module "sap_hana" {
  # source = ""
  source = ""
  # arguments...

When a timestamp is specified, all deployments use the version of the Terraform module that corresponds to the specified timestamp.

Deploying multiple systems with one configuration file

You can deploy multiple systems with a single configuration file by adding module blocks to the configuration file for each additional system that you need to deploy.

For SAP deployments, copy the module block and paste it below to create the new SAP system.

In each module block, be sure to specify unique values for any instance-specific arguments like module or instance_name.

Applying configurations

You apply a Terraform configuration using the terraform apply command.

If you would like to preview the configuration results before actually deploying any Google Cloud resources, create the Terraform execution plan using the terraform plan command.

For detailed application procedures, see the deployment guide for your scenario.

When Terraform completes applying your configuration, in the Cloud Shell, Terraform displays COMPLETED for each of the resources it creates and passes control to the shell script. The shell script is invoked as startup script on the deployed VMs.

The shell script configures the deployed resources further and logs its progress in Cloud Logging. An SAP deployment is not complete until the shell scripts complete their processing.

Post-deployment scripts

You can use a post-deployment script to perform additional actions, like triggering installation of your SAP NetWeaver application, monitoring agents, and so forth.

Post-deployment scripts are the recommended way to customize your configuration because they get control only after the Google Cloud infrastructure is configured according to SAP supportability requirements.

To display status messages for post-deployment scripts, you need to code the scripts to write the messages to the logs. For more information, see the Cloud Logging documentation.

The status of post-deployment scripts are not included in the messages that Terraform writes to the Cloud Shell or a local Google Cloud CLI shell session.

Getting support for the Terraform configurations

If you need help resolving a problem with the Terraform configurations that Google Cloud provides for SAP, then gather the required diagnostic information and contact Cloud Customer Care.

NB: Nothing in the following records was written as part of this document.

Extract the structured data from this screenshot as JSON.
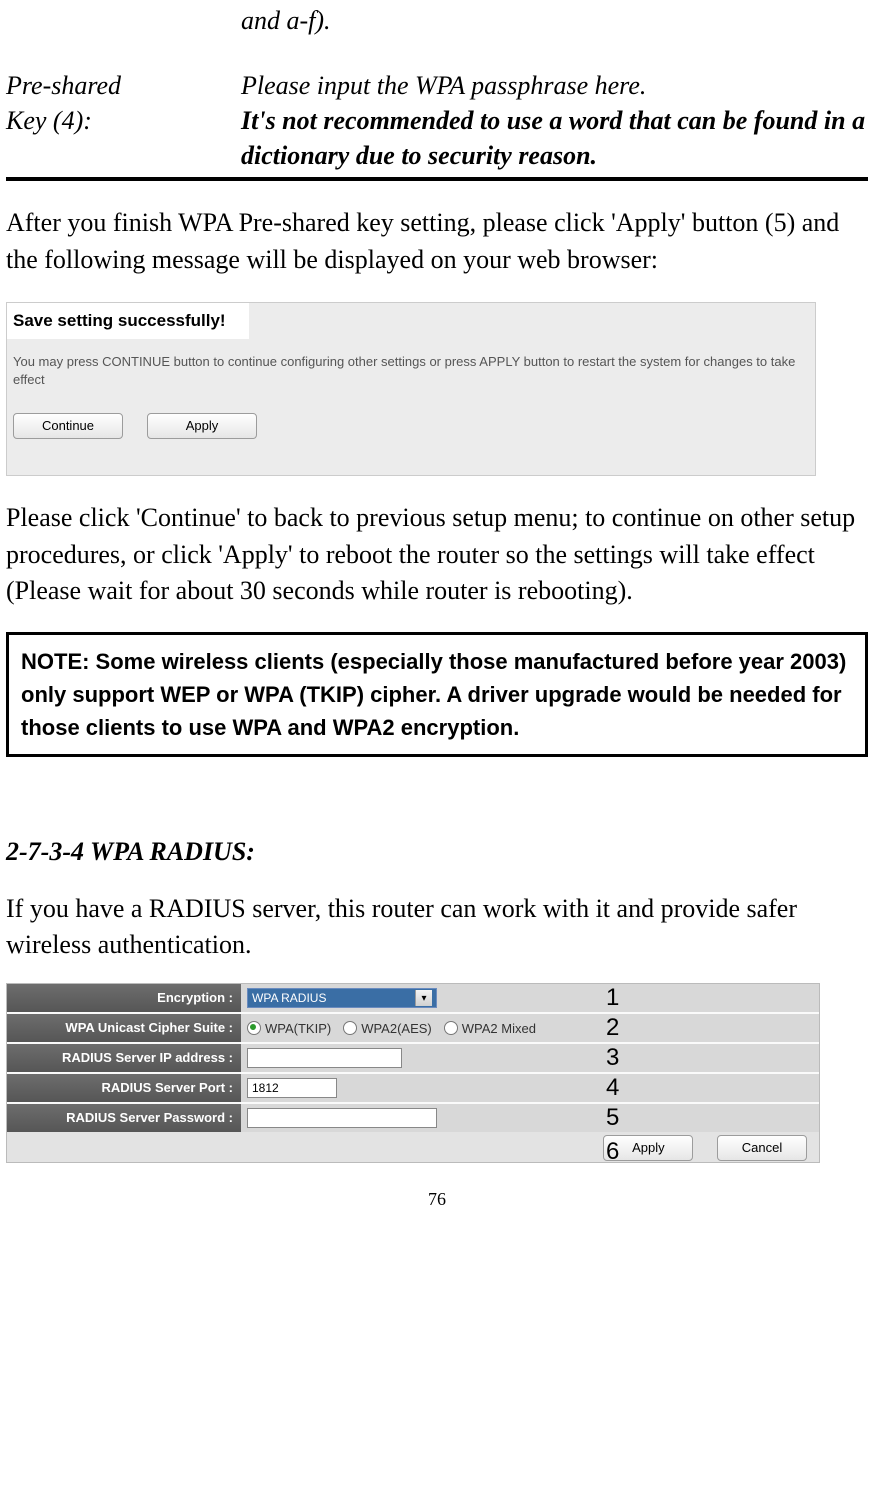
{
  "frag_top": "and a-f).",
  "def": {
    "term_line1": "Pre-shared",
    "term_line2": "Key (4):",
    "body_line1": "Please input the WPA passphrase here.",
    "body_bold": "It's not recommended to use a word that can be found in a dictionary due to security reason."
  },
  "para_after": "After you finish WPA Pre-shared key setting, please click 'Apply' button (5) and the following message will be displayed on your web browser:",
  "savebox": {
    "title": "Save setting successfully!",
    "msg": "You may press CONTINUE button to continue configuring other settings or press APPLY button to restart the system for changes to take effect",
    "continue": "Continue",
    "apply": "Apply"
  },
  "para_continue": "Please click 'Continue' to back to previous setup menu; to continue on other setup procedures, or click 'Apply' to reboot the router so the settings will take effect (Please wait for about 30 seconds while router is rebooting).",
  "note": "NOTE: Some wireless clients (especially those manufactured before year 2003) only support WEP or WPA (TKIP) cipher. A driver upgrade would be needed for those clients to use WPA and WPA2 encryption.",
  "section_heading": "2-7-3-4 WPA RADIUS:",
  "para_radius": "If you have a RADIUS server, this router can work with it and provide safer wireless authentication.",
  "radius": {
    "labels": {
      "encryption": "Encryption :",
      "cipher": "WPA Unicast Cipher Suite :",
      "ip": "RADIUS Server IP address :",
      "port": "RADIUS Server Port :",
      "password": "RADIUS Server Password :"
    },
    "encryption_value": "WPA RADIUS",
    "cipher_options": {
      "tkip": "WPA(TKIP)",
      "aes": "WPA2(AES)",
      "mixed": "WPA2 Mixed",
      "selected": "tkip"
    },
    "ip_value": "",
    "port_value": "1812",
    "password_value": "",
    "apply": "Apply",
    "cancel": "Cancel"
  },
  "annotations": {
    "a1": "1",
    "a2": "2",
    "a3": "3",
    "a4": "4",
    "a5": "5",
    "a6": "6"
  },
  "page_number": "76"
}
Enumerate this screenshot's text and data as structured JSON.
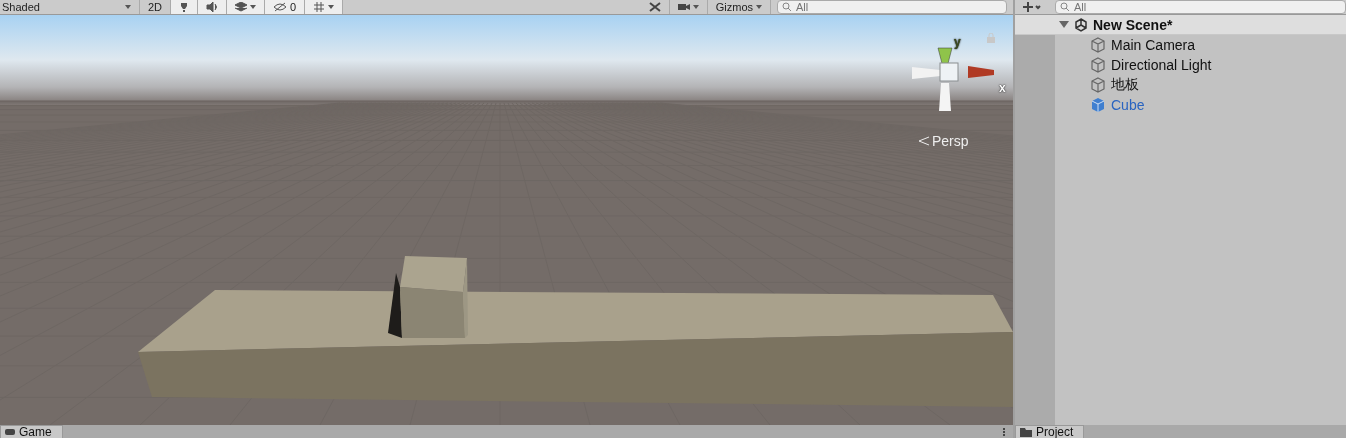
{
  "scene_toolbar": {
    "shading_mode": "Shaded",
    "mode_2d": "2D",
    "hidden_count": "0",
    "gizmos": "Gizmos",
    "toggles": {
      "lighting": true,
      "audio": true,
      "effects": true,
      "hidden_objects": true,
      "grid": true
    },
    "search": {
      "placeholder": "All"
    }
  },
  "viewport": {
    "axes": [
      {
        "label": "y",
        "kind": "y"
      },
      {
        "label": "x",
        "kind": "x"
      }
    ],
    "projection": "Persp"
  },
  "bottom_tabs": [
    {
      "label": "Game"
    }
  ],
  "hierarchy": {
    "search": {
      "placeholder": "All"
    },
    "scene": {
      "name": "New Scene*",
      "expanded": true,
      "children": [
        {
          "name": "Main Camera",
          "kind": "object"
        },
        {
          "name": "Directional Light",
          "kind": "object"
        },
        {
          "name": "地板",
          "kind": "object"
        },
        {
          "name": "Cube",
          "kind": "prefab"
        }
      ]
    }
  },
  "project_tabs": [
    {
      "label": "Project"
    }
  ]
}
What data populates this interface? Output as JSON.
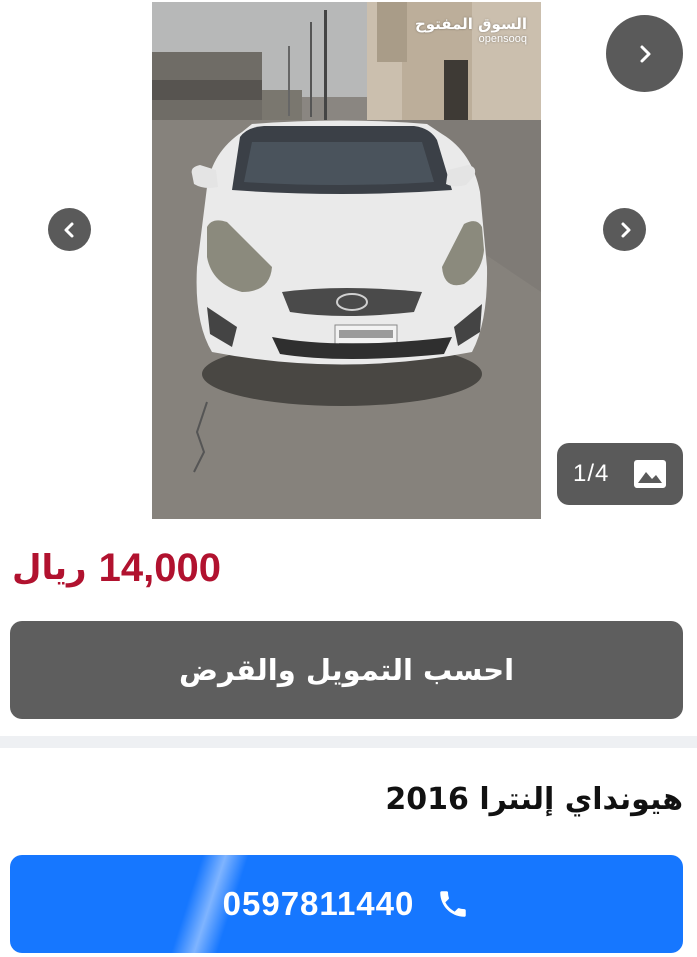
{
  "gallery": {
    "watermark_ar": "السوق المفتوح",
    "watermark_en": "opensooq",
    "counter": "1/4",
    "icons": {
      "next_top": "chevron-right-icon",
      "prev": "chevron-left-icon",
      "next": "chevron-right-icon",
      "gallery": "image-icon"
    }
  },
  "listing": {
    "price_value": "14,000",
    "price_currency": "ريال",
    "finance_button_label": "احسب التمويل والقرض",
    "title": "هيونداي إلنترا 2016"
  },
  "contact": {
    "phone": "0597811440",
    "icon": "phone-icon"
  },
  "colors": {
    "price": "#b1122f",
    "button_gray": "#5e5e5e",
    "call_blue": "#1677ff",
    "nav_gray": "#5a5a5a"
  }
}
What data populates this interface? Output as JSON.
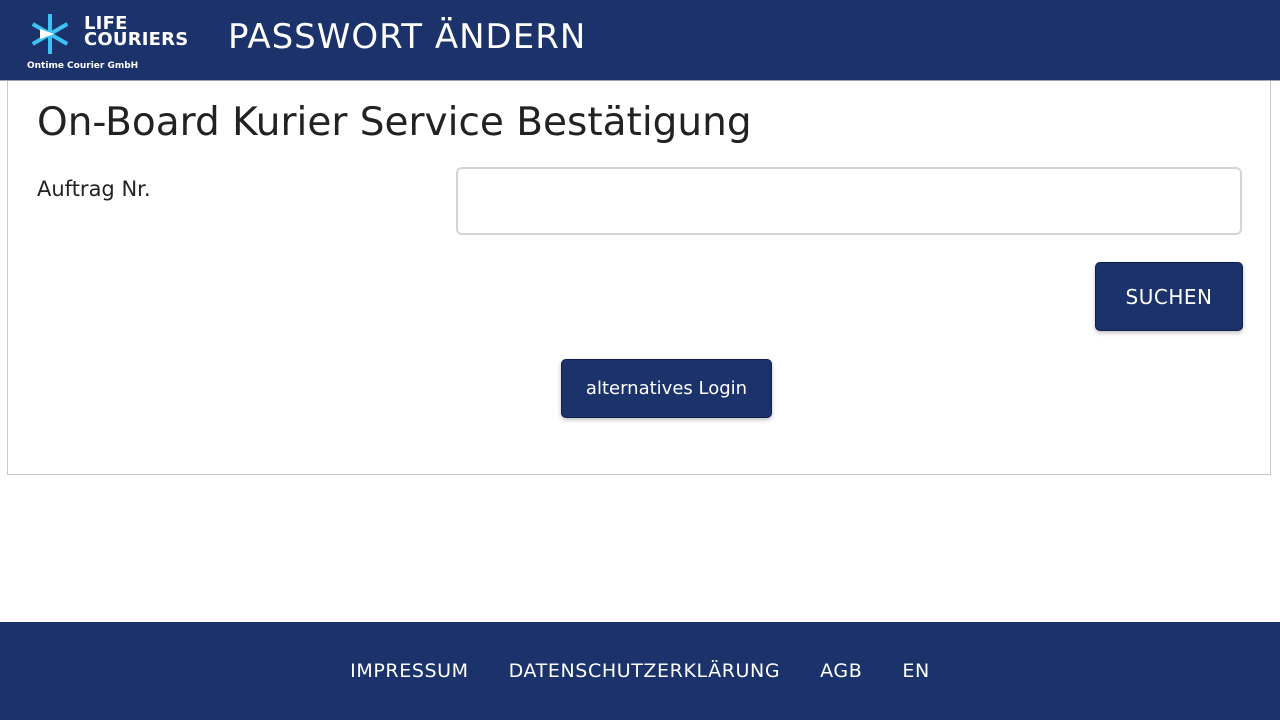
{
  "header": {
    "logo": {
      "line1": "LIFE",
      "line2": "COURIERS",
      "subtitle": "Ontime Courier GmbH"
    },
    "title": "PASSWORT ÄNDERN"
  },
  "main": {
    "title": "On-Board Kurier Service Bestätigung",
    "order_label": "Auftrag Nr.",
    "order_value": "",
    "search_label": "SUCHEN",
    "alt_login_label": "alternatives Login"
  },
  "footer": {
    "links": [
      "IMPRESSUM",
      "DATENSCHUTZERKLÄRUNG",
      "AGB",
      "EN"
    ]
  },
  "colors": {
    "brand": "#1b326a",
    "logo_accent": "#3ec1f3"
  }
}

For more information on getting support for Terraform issues, see Get support for Terraform issues.